18 Jul July in the garden: Get in shape for the holidays!
July, in recent years, has seemed rather disappointing… dull days and rain at what should be the height of summer. But this week is set to be a scorcher, and my mind is wandering ahead to the summer holidays.
But before I go away there are some important jobs still to do, so that I won’t come home to the garden misery that is dying plants, a brown lawn and spoiled fruit and veg.
Although it’s not the done thing to water your lawn these days, you can help yourself by mowing it just before you go, but with the blades set higher than earlier in the season – this will help it to stay green without watering, although dry weather will slow down lawn growth anyway. Even in much drier weather, try to mow once a week to prevent weeds from colonising, setting seed and causing havoc.

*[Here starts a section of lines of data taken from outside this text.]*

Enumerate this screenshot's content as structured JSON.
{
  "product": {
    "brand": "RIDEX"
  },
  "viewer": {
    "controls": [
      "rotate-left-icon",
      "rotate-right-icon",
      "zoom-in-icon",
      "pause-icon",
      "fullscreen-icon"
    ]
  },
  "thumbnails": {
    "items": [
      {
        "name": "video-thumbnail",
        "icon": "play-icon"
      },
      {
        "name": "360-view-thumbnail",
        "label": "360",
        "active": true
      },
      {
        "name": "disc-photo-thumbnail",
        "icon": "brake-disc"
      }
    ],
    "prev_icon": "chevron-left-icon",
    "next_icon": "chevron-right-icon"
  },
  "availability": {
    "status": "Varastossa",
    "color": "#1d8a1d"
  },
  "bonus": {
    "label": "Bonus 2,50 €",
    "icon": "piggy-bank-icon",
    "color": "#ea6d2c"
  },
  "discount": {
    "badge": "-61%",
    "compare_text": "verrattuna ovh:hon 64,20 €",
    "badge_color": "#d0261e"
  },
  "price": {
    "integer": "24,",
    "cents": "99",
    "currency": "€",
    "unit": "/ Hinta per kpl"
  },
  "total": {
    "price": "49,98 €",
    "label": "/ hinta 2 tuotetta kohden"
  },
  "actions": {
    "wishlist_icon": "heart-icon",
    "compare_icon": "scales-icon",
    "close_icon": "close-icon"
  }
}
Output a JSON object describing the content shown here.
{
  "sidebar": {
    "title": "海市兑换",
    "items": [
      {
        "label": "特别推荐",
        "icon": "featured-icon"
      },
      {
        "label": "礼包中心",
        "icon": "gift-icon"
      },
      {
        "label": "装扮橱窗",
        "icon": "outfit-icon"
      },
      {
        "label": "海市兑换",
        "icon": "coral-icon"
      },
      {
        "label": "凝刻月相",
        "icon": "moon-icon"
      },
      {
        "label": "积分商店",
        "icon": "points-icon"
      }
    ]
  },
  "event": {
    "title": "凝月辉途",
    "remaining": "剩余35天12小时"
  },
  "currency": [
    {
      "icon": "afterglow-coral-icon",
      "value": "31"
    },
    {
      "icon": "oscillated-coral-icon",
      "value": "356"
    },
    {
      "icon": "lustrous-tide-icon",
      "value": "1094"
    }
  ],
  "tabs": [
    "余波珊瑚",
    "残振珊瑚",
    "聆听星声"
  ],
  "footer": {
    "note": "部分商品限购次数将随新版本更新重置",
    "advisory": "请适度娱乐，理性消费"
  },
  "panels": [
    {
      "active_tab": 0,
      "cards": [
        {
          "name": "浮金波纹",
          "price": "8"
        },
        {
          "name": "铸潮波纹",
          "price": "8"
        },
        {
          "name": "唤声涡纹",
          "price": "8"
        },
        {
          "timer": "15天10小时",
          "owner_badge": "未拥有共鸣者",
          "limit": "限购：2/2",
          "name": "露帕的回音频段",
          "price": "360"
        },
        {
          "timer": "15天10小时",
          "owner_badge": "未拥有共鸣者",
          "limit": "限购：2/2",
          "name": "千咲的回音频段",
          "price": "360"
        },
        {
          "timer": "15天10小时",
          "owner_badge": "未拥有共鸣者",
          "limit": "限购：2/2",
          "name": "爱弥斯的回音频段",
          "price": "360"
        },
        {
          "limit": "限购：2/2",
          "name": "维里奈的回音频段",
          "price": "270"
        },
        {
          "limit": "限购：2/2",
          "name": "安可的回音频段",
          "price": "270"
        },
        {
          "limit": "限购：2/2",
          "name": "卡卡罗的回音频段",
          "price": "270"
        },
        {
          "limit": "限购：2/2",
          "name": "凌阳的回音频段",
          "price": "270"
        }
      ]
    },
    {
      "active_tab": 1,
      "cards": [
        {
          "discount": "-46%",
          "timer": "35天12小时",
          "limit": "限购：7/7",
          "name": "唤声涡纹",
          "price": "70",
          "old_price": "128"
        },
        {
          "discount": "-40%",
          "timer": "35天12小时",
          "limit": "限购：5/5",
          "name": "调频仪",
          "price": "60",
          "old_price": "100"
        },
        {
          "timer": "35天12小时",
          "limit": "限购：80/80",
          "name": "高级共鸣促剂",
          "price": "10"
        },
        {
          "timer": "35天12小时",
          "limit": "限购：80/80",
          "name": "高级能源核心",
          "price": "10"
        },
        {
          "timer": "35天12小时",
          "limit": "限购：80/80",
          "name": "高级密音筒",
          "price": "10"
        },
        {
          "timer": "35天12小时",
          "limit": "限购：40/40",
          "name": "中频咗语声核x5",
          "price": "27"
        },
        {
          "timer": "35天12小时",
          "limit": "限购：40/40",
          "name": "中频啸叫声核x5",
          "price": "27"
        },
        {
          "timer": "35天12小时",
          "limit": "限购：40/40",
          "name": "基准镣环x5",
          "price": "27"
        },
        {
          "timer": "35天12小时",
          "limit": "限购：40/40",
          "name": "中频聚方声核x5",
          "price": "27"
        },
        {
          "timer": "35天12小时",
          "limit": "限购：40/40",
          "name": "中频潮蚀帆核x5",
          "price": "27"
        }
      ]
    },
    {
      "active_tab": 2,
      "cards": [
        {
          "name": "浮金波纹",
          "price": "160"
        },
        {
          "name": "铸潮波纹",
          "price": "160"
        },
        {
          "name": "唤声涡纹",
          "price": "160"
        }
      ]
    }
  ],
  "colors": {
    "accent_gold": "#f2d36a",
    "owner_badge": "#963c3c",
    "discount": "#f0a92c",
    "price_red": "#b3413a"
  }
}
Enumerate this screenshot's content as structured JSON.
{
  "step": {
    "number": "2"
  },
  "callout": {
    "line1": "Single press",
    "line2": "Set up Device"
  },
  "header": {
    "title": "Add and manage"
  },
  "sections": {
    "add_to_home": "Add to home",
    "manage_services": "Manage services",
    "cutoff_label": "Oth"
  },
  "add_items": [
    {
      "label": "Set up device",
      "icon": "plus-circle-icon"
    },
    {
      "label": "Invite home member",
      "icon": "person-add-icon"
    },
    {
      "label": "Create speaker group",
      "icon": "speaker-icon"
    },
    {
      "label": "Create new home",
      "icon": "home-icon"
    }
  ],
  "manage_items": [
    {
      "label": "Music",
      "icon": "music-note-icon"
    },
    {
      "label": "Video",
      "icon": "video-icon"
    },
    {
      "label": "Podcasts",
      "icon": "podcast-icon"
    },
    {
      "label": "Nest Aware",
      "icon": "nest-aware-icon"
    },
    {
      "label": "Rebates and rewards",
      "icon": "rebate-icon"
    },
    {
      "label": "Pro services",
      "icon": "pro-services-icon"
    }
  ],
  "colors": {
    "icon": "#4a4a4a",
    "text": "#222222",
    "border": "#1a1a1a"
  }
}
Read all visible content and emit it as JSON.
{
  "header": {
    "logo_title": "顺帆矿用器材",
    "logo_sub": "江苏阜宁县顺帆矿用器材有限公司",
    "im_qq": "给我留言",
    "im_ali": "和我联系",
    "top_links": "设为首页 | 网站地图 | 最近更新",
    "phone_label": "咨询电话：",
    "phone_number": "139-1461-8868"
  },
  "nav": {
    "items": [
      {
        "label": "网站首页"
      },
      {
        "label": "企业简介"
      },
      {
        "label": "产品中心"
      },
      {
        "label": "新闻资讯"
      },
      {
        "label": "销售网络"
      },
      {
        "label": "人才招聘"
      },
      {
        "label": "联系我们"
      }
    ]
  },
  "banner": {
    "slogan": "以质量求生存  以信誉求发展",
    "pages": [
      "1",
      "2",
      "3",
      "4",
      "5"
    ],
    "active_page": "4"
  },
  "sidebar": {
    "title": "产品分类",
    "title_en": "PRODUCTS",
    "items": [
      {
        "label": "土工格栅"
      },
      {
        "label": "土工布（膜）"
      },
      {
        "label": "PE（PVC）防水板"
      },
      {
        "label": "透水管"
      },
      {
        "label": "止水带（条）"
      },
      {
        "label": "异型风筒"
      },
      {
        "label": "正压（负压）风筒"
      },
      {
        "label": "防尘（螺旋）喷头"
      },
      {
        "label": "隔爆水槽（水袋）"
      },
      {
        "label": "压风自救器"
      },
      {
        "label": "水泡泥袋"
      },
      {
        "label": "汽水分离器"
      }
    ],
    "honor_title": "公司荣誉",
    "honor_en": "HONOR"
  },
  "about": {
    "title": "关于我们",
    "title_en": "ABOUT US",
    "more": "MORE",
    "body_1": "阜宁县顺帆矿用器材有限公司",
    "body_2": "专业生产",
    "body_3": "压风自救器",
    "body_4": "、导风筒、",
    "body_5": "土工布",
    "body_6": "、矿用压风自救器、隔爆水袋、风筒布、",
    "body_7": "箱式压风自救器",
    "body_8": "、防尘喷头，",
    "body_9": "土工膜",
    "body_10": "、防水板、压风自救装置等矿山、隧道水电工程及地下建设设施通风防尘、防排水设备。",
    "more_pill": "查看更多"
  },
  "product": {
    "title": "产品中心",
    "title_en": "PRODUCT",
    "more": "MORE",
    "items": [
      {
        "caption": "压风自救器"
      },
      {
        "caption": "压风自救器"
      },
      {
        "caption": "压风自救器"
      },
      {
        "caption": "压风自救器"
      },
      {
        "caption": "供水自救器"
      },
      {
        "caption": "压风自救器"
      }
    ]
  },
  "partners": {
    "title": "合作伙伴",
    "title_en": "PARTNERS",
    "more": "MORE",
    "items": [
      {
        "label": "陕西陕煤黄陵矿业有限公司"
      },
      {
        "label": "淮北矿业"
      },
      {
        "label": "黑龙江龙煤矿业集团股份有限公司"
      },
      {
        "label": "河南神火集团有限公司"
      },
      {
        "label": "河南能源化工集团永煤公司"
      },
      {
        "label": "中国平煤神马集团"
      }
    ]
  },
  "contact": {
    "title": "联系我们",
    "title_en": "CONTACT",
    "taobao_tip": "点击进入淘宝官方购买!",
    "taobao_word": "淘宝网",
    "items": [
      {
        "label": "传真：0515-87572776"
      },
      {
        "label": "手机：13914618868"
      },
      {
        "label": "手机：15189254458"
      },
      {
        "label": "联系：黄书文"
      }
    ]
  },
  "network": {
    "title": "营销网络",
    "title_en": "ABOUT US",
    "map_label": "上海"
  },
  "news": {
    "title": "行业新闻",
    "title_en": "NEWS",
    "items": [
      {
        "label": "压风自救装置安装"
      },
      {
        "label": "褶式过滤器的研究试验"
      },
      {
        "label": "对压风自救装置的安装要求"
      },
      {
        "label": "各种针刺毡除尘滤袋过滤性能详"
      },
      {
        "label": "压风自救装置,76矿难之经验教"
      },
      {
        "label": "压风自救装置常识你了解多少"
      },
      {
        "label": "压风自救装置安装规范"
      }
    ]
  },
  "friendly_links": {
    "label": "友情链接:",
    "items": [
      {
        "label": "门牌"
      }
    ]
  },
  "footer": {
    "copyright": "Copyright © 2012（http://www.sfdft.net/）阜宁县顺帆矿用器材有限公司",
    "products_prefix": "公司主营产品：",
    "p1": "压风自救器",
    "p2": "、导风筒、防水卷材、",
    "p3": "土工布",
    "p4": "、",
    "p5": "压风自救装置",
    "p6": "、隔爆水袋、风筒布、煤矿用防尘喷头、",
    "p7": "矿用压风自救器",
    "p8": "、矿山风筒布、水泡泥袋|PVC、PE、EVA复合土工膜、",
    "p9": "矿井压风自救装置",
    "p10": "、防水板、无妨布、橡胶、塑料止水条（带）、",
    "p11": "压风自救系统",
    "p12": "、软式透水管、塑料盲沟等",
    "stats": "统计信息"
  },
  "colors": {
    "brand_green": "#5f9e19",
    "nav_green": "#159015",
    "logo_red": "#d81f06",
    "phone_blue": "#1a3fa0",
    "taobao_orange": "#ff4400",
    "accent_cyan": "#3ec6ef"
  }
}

Encourage the plants you have to work harder for you by regular deadheading and feeding – roses, perennials, bedding and annuals. Cut back perennials by half and if you’re lucky a fresh new flush will make an appearance in a few weeks time. Same goes for clearing away untidy old foliage of earlier flowering perennials, such as peonies, which may well have a covering of white powdery mildew by now. A good liquid lunch and there should be some nice new foliage to set off the later summer flowers.
And don’t forget container plants – at their peak right now, but undoubtedly the most vulnerable to a fortnight’s neglect. If there’s no friendly neighbour to visit while you’re away and no fancy irrigation system set up, at the very least soak them and move them into the shade. And, if you’re conscious of security, a pretty good tip is not to display containers in the front garden – dying pot plants in an otherwise well kept garden can make it pretty obvious the owners aren’t home!
Bed and border plants should now be well established meaning weeds are (hopefully) becoming squeezed out… however, get all weeding up to date – you can’t ask your neighbour to do everything! (If you were good and mulched them in the spring you’ll be in even better shape).
And, as for the kitchen garden, we’ve just had our first crop of tender dwarf beans, and I don’t want the rest to wither and waste while I’m away – I’ll be harvesting and freezing all that I can before I go to encourage more for when I’m back. And I really should find the time to prune my old plum tree. Prone to silver leaf disease, spread by rainy, windy conditions, midsummer is the optimum time for getting it back into shape. It’s also a good time to thin out the fruit on our two young apple trees, reducing the risk of coming home to lots of fallen fruit and split branches.
After all this work I think I’ll deserve that sun lounger… Happy holidays!